* _Description of the task_: Return the lines below that contain the word "Viewer".

=-=-=

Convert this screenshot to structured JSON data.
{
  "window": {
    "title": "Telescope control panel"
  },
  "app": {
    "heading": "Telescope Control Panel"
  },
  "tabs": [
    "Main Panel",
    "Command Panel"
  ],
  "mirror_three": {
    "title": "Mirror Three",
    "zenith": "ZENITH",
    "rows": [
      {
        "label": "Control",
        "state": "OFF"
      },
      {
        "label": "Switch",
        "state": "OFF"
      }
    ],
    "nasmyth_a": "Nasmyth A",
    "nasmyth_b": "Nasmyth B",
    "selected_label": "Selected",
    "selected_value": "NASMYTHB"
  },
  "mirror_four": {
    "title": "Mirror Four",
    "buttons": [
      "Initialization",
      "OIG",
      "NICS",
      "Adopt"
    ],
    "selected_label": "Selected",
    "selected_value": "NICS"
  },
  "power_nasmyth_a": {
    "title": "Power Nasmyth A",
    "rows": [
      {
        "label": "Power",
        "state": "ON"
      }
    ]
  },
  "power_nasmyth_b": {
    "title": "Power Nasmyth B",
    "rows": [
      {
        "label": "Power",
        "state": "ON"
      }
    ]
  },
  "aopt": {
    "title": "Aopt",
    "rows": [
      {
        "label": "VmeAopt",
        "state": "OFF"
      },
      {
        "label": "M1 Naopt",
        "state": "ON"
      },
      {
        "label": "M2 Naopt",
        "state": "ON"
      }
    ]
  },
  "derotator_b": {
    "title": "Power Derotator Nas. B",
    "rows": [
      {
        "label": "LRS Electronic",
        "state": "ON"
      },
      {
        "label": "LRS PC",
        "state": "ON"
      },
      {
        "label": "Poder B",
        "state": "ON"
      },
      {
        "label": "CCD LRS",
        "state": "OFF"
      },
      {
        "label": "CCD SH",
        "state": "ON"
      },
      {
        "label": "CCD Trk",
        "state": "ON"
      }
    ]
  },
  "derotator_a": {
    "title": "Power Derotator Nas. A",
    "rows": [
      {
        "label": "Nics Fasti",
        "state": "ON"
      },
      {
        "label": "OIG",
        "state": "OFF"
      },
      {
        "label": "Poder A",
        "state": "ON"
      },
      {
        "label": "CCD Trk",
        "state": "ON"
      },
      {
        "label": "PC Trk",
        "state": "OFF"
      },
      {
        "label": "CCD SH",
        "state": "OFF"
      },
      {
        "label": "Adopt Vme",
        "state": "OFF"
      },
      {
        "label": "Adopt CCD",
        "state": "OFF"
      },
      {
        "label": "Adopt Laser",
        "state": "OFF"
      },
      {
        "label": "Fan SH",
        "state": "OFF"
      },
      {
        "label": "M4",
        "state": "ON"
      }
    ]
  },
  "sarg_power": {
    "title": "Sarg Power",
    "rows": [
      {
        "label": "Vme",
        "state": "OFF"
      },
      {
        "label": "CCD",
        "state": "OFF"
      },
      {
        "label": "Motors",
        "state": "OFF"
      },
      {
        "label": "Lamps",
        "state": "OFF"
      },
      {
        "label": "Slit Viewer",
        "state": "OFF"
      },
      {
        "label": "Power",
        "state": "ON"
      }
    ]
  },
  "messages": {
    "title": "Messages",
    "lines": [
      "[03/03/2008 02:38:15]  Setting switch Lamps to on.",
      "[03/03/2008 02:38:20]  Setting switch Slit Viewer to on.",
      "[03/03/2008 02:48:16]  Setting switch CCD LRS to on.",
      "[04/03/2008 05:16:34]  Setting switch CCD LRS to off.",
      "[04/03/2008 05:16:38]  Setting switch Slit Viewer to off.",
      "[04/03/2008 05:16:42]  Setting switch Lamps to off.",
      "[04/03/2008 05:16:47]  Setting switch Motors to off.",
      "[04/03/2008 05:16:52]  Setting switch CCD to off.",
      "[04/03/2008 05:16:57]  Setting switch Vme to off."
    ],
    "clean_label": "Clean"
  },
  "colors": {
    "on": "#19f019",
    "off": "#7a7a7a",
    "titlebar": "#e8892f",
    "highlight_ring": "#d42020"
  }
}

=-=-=

* _Exercise result_:
        "label": "Slit Viewer",
      "[03/03/2008 02:38:20]  Setting switch Slit Viewer to on.",
      "[04/03/2008 05:16:38]  Setting switch Slit Viewer to off.",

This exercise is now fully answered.